Review: Brian Joss
Hieronymus “Harry” Bosch made his debut in The Black Echo 28 years ago when the Los Angeles Police detective was on top form and a case solver of note as evidenced in The Last Coyote, The Poet; City of Bones; The Lincoln Lawyer; and Two Kinds of Truth, to name five in the best-selling series of 31 thrillers. Bosch didn’t stick to the rule book. He disliked bureaucracy and because of some perceived misdemeanour he was forced into early retirement. However, thanks to his half-brother, Mickey Haller, the Lincoln lawyer, he won a substantial pension pay-out, so he is not staring poverty in the face and can provide for his daughter Sam’s college education.
The loner detective is exiled to the San Fernando Police Department where he is digging into cold cases from his office, the former holding cell for drunks, which is when Renée Ballard makes her appearance in The Late Show.
Now Connelly has teamed Bosch and Ballard in a new series, the first of which is Dark Sacred Night. Ballard is an excellent homicide cop but when she lays a charge of sexual harassment against her boss she is sent to work the “graveyard shift” or the late show.
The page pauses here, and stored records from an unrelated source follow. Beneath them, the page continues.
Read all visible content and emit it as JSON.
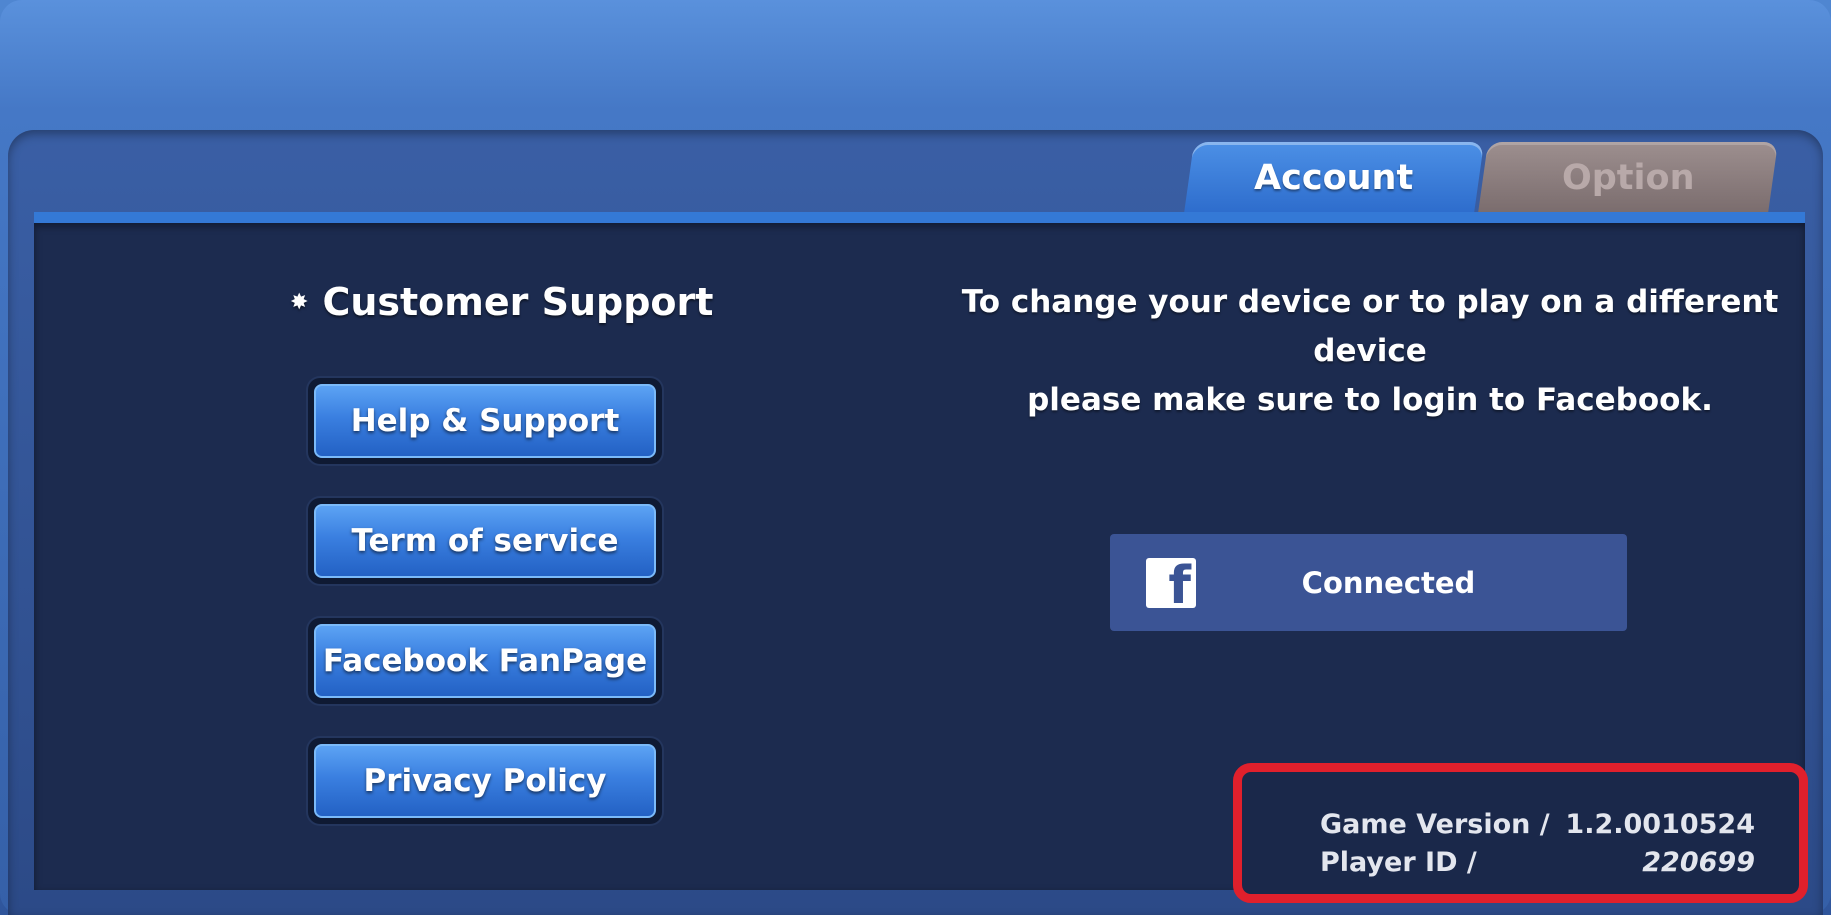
{
  "tabs": {
    "account": "Account",
    "option": "Option"
  },
  "customer_support": {
    "title": "Customer Support",
    "buttons": [
      {
        "label": "Help & Support"
      },
      {
        "label": "Term of service"
      },
      {
        "label": "Facebook FanPage"
      },
      {
        "label": "Privacy Policy"
      }
    ]
  },
  "account": {
    "message_line1": "To change your device or to play on a different device",
    "message_line2": "please make sure to login to Facebook.",
    "facebook_button": "Connected",
    "facebook_icon": "facebook-icon"
  },
  "version_info": {
    "game_version_label": "Game Version /",
    "game_version_value": "1.2.0010524",
    "player_id_label": "Player ID /",
    "player_id_value": "220699"
  },
  "colors": {
    "accent_blue": "#3479d6",
    "panel": "#1c2b4f",
    "facebook": "#3b5495",
    "highlight_red": "#e0202c"
  }
}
In Two Kinds of Truth Bosch became obsessed with finding the killer of a runaway prostitute, Daisy Clayton,15, so much so that he has her mother, Elizabeth, a drug addict to live with him and hopefully straighten her out. Dark Sacred Night opens when Ballard, after solving a particularly macabre murder, returns to Hollywood Division where she finds Bosch looking through a filing cabinet for the notes on the nine-year-old Clayton case.
Ballard is much like Bosch, a loner. She lives in a tent with her dog, Lola, on the beach, and her romantic interest is the lifeguard, Aaron Hayes. When Ballard’s working she leaves Lola at doggy day care. Ballard who doesn’t mind bending the rules, joins forces with Bosch to find a serial killer that has been prowling the streets undetected. The prime suspect is a preacher, John “McMullen” the Baptist who runs the Moonlight Mission to save the souls of the lost. The walls of his mission are plastered with pictures of his flock, those who accepted the Sacrament.
Although they both dig into old homicide cases they are still involved in active cases. Bosch has to look into the execution of a gang leader in San Fernando Valley which leads him into the jaws of death. And Ballard responds to a call about intruders on the roof of a strip club.
It won’t be a spoiler to say that the pair track the serial killer to his lair and it turns out that it is someone who has been hiding in plain sight. There are some unintended consequences that almost scuttle the relationship when Bosch does something he later regrets.
Dark Sacred Night is a welcome change from the Bosch series during which the old detective, now 70, became more melancholy and introspective as the years rolled by. But it didn’t dim his passion for getting justice done for the dead. At the climax Bosch and Ballard seal a deal that will see them working together again. Maybe.
Connelly has produced another winner in the Ballard and Bosh series.